- Pay What You Can Now
Medical billing departments may offer a steep discount to patients who agree to pay a percentage of their healthcare bill immediately. If you are financially able to cover 30% of your expenses, in order to have the rest of the bill erased, this could be a good move. A credit card or personal loan may be helpful to make this up-front payment, if you don’t have an emergency savings account to dip into. Just make sure you’re choosing a credit card or loan with good rates from a reputable provider—avoid payday loans, which are quick to get but charge sky-high interest rates.
- Get on an Installment Plan
Your medical provider may offer a payment plan option that spreads out your bill across multiple months or years, so that you can pay your bill in installments without seeing a negative impact on your credit score. Ask about installment plan options and be sure to read the fine print. You’ll want to know if any interest will be charged and how much. Depending on the plan, it could make more sense financially to pay your bill with a credit card or personal loan, particularly if you have a card with an interest-free introductory period or you are receiving cashback rewards on the card.
- Find a Financial Assistance Program
Hospitals are actually required by law to have a Financial Assistance Policy for patients who need help covering their medical bills. If your healthcare provider didn’t give you a copy of this policy, ask for it. You will likely need to fill out an application to share information about your tax history, current salary, rent or mortgage payment, other debt and so on. There are also state-run financial assistance programs for patients, including the Health Safety Net in Massachusetts which can help qualifying low-income patients cover medical hardship expenses and some forms of medical debt.
- Know Your Rights
One unfortunate side effect of medical debt is that it may negatively affect your credit score, making it more difficult to qualify for a mortgage or good rates on a loan or credit card. However, the good news is that in 2022, the federal government introduced new measures to reduce the impact of medical debt on consumers. Now, medical debt in collections should not appear on your credit report until a full year has passed, and medical debts under $500 don’t appear on your report at all. However, unpaid medical debt can still be assigned to a debt collection agency—so you could see wages garnished or even be taken to court. Therefore, it’s still important to get your debt settled as soon as possible.
- Prepare for Next Time
The most successful way to handle medical debt is to avoid those bills in the first place. Easier said than done, but one actionable step to take for the future is to make sure you’re on the best possible health insurance plan. MassHealth has a wealth of online resources to help individuals and families understand what low-cost or free healthcare coverage they may be entitled to receive.

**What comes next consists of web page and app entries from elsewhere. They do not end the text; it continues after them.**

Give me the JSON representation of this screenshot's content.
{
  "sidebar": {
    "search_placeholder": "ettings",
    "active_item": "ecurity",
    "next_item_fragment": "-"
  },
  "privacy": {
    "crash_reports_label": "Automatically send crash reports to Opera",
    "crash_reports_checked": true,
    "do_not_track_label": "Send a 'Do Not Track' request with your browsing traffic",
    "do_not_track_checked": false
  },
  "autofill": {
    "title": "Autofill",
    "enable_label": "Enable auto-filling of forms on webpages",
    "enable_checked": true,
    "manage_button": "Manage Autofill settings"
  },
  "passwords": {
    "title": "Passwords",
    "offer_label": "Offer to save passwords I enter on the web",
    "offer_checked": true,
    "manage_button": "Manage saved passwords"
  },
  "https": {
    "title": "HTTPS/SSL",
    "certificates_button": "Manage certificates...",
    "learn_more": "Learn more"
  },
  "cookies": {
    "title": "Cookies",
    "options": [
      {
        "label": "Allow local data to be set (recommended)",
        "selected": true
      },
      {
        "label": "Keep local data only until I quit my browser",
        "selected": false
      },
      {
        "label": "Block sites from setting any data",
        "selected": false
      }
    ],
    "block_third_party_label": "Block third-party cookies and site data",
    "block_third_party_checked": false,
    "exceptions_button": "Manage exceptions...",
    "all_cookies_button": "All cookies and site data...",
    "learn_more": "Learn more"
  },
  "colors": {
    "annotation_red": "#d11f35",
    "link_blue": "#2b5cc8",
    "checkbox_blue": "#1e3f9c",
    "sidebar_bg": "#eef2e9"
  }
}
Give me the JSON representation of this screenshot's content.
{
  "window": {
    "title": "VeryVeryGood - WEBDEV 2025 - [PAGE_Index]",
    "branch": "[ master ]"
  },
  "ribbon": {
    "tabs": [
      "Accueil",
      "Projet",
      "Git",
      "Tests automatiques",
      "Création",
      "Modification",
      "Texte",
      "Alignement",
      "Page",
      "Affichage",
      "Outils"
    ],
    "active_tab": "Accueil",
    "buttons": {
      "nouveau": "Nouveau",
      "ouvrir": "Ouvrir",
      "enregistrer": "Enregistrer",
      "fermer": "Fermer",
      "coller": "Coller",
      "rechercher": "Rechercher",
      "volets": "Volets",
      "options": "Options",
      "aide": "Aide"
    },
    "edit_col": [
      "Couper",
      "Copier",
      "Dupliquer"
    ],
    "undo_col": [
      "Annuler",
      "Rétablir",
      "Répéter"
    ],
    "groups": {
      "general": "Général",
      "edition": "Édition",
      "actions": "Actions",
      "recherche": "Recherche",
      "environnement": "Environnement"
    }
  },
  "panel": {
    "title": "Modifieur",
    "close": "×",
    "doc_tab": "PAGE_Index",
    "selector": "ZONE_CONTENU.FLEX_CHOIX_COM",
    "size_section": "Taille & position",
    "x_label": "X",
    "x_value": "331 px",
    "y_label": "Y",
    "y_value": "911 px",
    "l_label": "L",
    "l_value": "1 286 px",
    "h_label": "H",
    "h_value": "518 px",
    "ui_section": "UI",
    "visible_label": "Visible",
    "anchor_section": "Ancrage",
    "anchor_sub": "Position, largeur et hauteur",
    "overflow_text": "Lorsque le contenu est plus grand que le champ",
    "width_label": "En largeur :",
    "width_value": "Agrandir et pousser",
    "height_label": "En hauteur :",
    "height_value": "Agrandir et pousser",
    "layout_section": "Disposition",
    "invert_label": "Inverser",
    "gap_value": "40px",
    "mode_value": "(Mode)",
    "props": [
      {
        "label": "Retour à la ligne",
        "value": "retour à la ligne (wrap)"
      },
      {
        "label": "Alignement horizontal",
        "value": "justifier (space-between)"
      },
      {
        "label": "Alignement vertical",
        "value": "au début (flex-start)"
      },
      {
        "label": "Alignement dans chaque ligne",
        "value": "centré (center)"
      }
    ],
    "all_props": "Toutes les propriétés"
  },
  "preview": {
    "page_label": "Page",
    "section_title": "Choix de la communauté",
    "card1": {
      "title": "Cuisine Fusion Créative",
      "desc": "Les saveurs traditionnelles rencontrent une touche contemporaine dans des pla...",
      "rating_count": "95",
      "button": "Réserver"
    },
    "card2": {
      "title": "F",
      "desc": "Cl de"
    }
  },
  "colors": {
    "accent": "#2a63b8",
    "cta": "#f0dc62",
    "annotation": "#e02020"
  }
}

On the other hand, if you’re on a workplace insurance plan that’s still leaving you with high out-of-pocket costs, speak with an HR representative about your options. Some employers offer alternative cost-sharing plans for workers facing particular healthcare challenges for which the standard policy isn’t the best choice.